Interview tutors and ask to phone or meet their previous clients – and have trial lessons before committing. Spriggs says it takes six weeks to develop a plan for full-time tutoring, which, at GCSE level and higher, can include the use of multiple tutors to cover different subjects.
What’s the best age to get serious?
Titley and Spriggs agree that it works better the older kids get, as they develop wider social lives and groups of friends. “We wouldn’t go younger than 11 for full-time homeschooling beyond one academic year,” Spriggs says. “The social impacts are easier to manage in older age groups.”
For the same reason, Spriggs recommends not homeschooling for more than two years at any age. “If the family of an 11 year old came to us and wanted six years we’d probably say no because you can’t replicate that social environment,” he adds. Titley says most of her students are GCSE level and above.
What’s the experience like-for both parent and child?
As so many families are discovering, home education can add stresses to domestic life but Titley finds that, in normal circumstances, it can improve fractured relations between parents and children. “Some of these children have been bullied or suffered anxiety at school and relieving that pressure has helped massively at home, too,” she explains.
Spriggs says kids generally love the attention of a well-suited tutor and a departure from the lecturing model of traditional teaching. He and Titley try, as far as possible, to replicate the routines of school life to keep things familiar for parents and children, with parents evenings and reports, for example. “It’s important because ultimately that child may need to go back into mainstream education,” Spriggs says.
Where can I get the best kit
Families with the space to do it should create a classroom in the home to avoid clashing with domestic life at, say, the kitchen table. Some go to great lengths to do this, installing giant touchscreens, as well as whiteboards, skeletons, posters and globes.
Spriggs says Amazon is a boon for educational props while Titley recommends homeschooling subscription boxes. KiwiCo delivers monthly crates of creative projects to suit different ages and interest, while Mel Science sends regular kits for experiments.
What do the former child prodigies say now?
Ryan Gosling, the actor: Homeschooling gave me “a sense of autonomy that I’ve never really lost”.
Denise Miller-Jonas, mother of the Jonas Brothers: “I have learned so many wonderful things from homeschooling that I certainly would choose to do it this way all over again… it’s just a great way to live life and to educate your children and your family.”

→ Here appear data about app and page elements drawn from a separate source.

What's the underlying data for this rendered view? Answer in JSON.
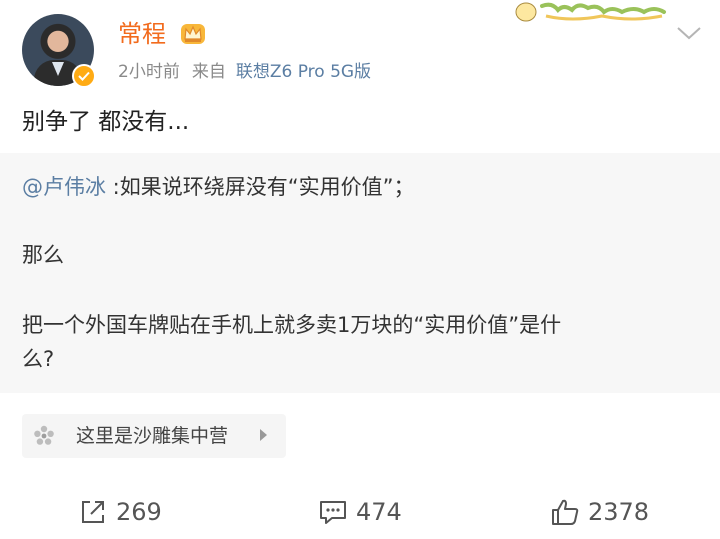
{
  "post": {
    "author": "常程",
    "time": "2小时前",
    "from_label": "来自",
    "device": "联想Z6 Pro 5G版",
    "text": "别争了 都没有..."
  },
  "repost": {
    "mention": "@卢伟冰",
    "line1_rest": " :如果说环绕屏没有“实用价值”；",
    "line2": "那么",
    "line3": "把一个外国车牌贴在手机上就多卖1万块的“实用价值”是什",
    "line4": "么?"
  },
  "group": {
    "label": "这里是沙雕集中营"
  },
  "actions": {
    "share_count": "269",
    "comment_count": "474",
    "like_count": "2378"
  },
  "icons": {
    "verified": "verified-badge-icon",
    "crown": "crown-icon",
    "chevron": "chevron-down-icon",
    "group": "flower-icon",
    "share": "share-icon",
    "comment": "comment-icon",
    "like": "thumbs-up-icon"
  },
  "colors": {
    "author": "#f26b1d",
    "link": "#5b7ea3",
    "verified": "#ffab14",
    "repost_bg": "#f7f7f7"
  }
}
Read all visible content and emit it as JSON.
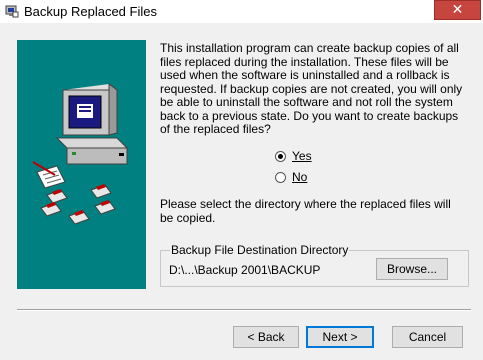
{
  "window": {
    "title": "Backup Replaced Files",
    "close_glyph": "✕"
  },
  "intro_text": "This installation program can create backup copies of all files replaced during the installation. These files will be used when the software is uninstalled and a rollback is requested.  If backup copies are not created, you will only be able to uninstall the software and not roll the system back to a previous state. Do you want to create backups of the replaced files?",
  "options": {
    "yes_label": "Yes",
    "no_label": "No",
    "selected": "Yes"
  },
  "directory_prompt": "Please select the directory where the replaced  files will be copied.",
  "destination": {
    "group_label": "Backup File Destination Directory",
    "path": "D:\\...\\Backup 2001\\BACKUP",
    "browse_label": "Browse..."
  },
  "buttons": {
    "back_label": "< Back",
    "next_label": "Next >",
    "cancel_label": "Cancel"
  },
  "colors": {
    "side_panel": "#008080",
    "close_button": "#c7453f"
  },
  "icons": [
    "installer-app-icon",
    "computer-illustration",
    "close-icon"
  ]
}
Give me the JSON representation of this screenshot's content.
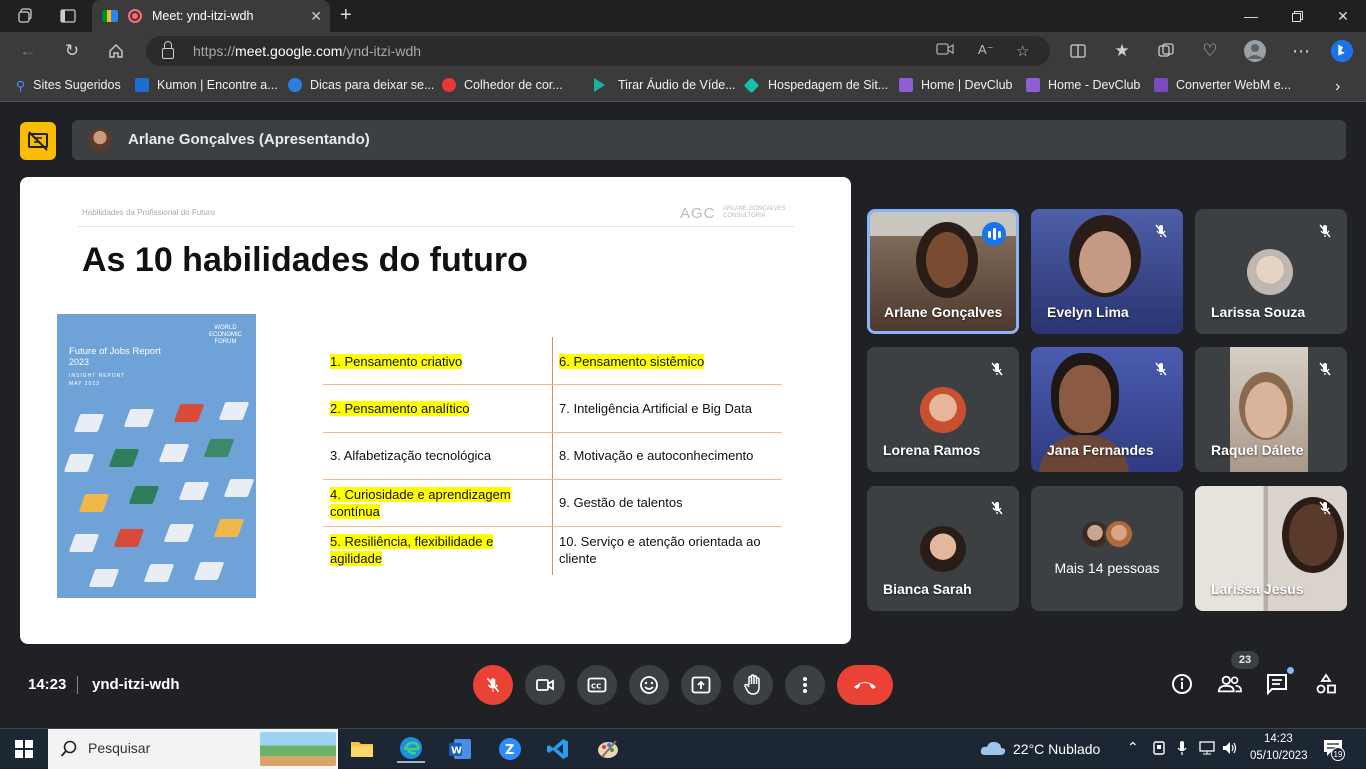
{
  "browser": {
    "tab_title": "Meet: ynd-itzi-wdh",
    "url_prefix": "https://",
    "url_host": "meet.google.com",
    "url_path": "/ynd-itzi-wdh"
  },
  "bookmarks": [
    {
      "label": "Sites Sugeridos",
      "color": "#4f8ef7"
    },
    {
      "label": "Kumon | Encontre a...",
      "color": "#1b6fd1"
    },
    {
      "label": "Dicas para deixar se...",
      "color": "#2b7fe0"
    },
    {
      "label": "Colhedor de cor...",
      "color": "#e53935"
    },
    {
      "label": "Tirar Áudio de Víde...",
      "color": "#16b3a0"
    },
    {
      "label": "Hospedagem de Sit...",
      "color": "#13c1a8"
    },
    {
      "label": "Home | DevClub",
      "color": "#8e5fd4"
    },
    {
      "label": "Home - DevClub",
      "color": "#8e5fd4"
    },
    {
      "label": "Converter WebM e...",
      "color": "#7a4bc0"
    }
  ],
  "presenter": {
    "label": "Arlane Gonçalves (Apresentando)"
  },
  "slide": {
    "header_small": "Habilidades da Profissional do Futuro",
    "logo": "AGC",
    "logo_sub_1": "ARLANE GONÇALVES",
    "logo_sub_2": "CONSULTORIA",
    "title": "As 10 habilidades do futuro",
    "cover": {
      "wef_1": "WORLD",
      "wef_2": "ECONOMIC",
      "wef_3": "FORUM",
      "title": "Future of Jobs Report",
      "year": "2023",
      "sub_1": "INSIGHT REPORT",
      "sub_2": "MAY 2023"
    },
    "skills_left": [
      {
        "text": "1. Pensamento criativo",
        "highlight": true
      },
      {
        "text": "2. Pensamento analítico",
        "highlight": true
      },
      {
        "text": "3. Alfabetização tecnológica",
        "highlight": false
      },
      {
        "text": "4. Curiosidade e aprendizagem contínua",
        "highlight": true
      },
      {
        "text": "5. Resiliência, flexibilidade e agilidade",
        "highlight": true
      }
    ],
    "skills_right": [
      {
        "text": "6. Pensamento sistêmico",
        "highlight": true
      },
      {
        "text": "7. Inteligência Artificial e Big Data",
        "highlight": false
      },
      {
        "text": "8. Motivação e autoconhecimento",
        "highlight": false
      },
      {
        "text": "9. Gestão de talentos",
        "highlight": false
      },
      {
        "text": "10. Serviço e atenção orientada ao cliente",
        "highlight": false
      }
    ]
  },
  "participants": [
    {
      "name": "Arlane Gonçalves",
      "speaking": true
    },
    {
      "name": "Evelyn Lima",
      "muted": true
    },
    {
      "name": "Larissa Souza",
      "muted": true
    },
    {
      "name": "Lorena Ramos",
      "muted": true
    },
    {
      "name": "Jana Fernandes",
      "muted": true
    },
    {
      "name": "Raquel Dálete",
      "muted": true
    },
    {
      "name": "Bianca Sarah",
      "muted": true
    },
    {
      "name": "Mais 14 pessoas"
    },
    {
      "name": "Larissa Jesus",
      "muted": true
    }
  ],
  "bottom": {
    "time": "14:23",
    "meeting_code": "ynd-itzi-wdh",
    "participant_count": "23"
  },
  "taskbar": {
    "search_placeholder": "Pesquisar",
    "weather": "22°C  Nublado",
    "time": "14:23",
    "date": "05/10/2023",
    "notifications": "19"
  },
  "colors": {
    "accent_yellow": "#fbbc04",
    "hangup_red": "#ea4335",
    "meet_bg": "#202124",
    "tile_bg": "#3c4043"
  }
}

How much does it cost?
Even if you’re not paying £24,000 a month for an emergency yacht tutor, in-home tutors don’t come cheap. You’ll struggle to get even a fresh-out-of uni teacher for less than £35 an hour. For fully qualified tutors with experience and PGCE teacher training, expect to pay £65 an hour for younger students, rising to as much as £95 for top A-level tutors.

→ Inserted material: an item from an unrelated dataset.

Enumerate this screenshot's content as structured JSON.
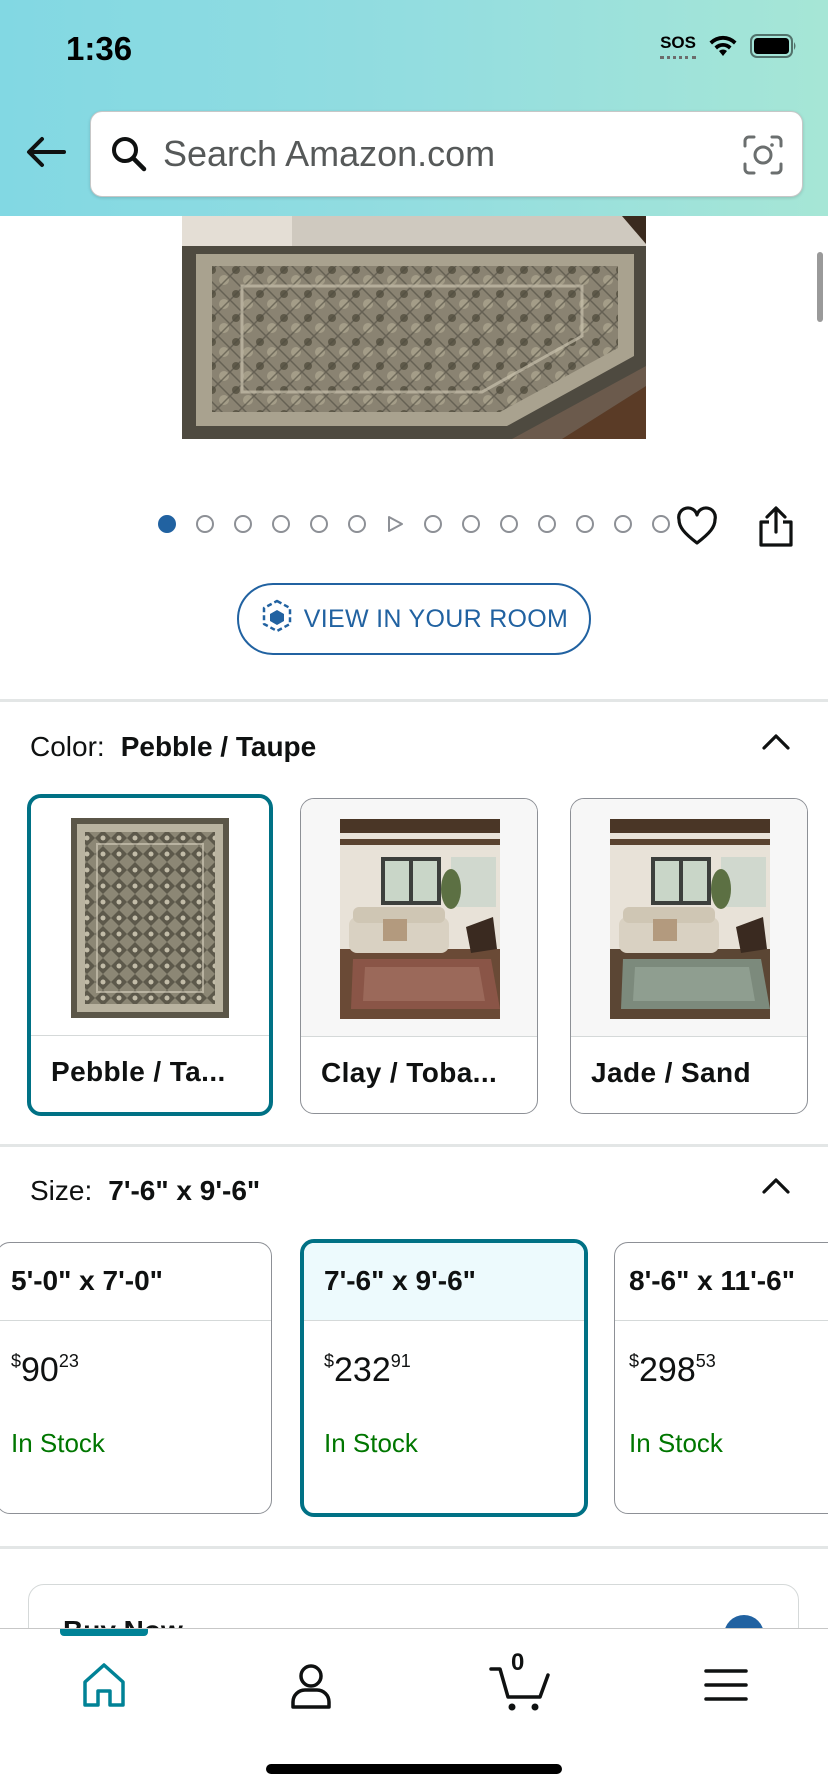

One advantage of homeschooling is shorter, more efficient days – typically made up of five hours. But if you consider there are 33 weeks in the academic year, you’re still looking at £50,000 a year as a minimum for a full-time top tutor, which is on a par with the most expensive private boarding schools.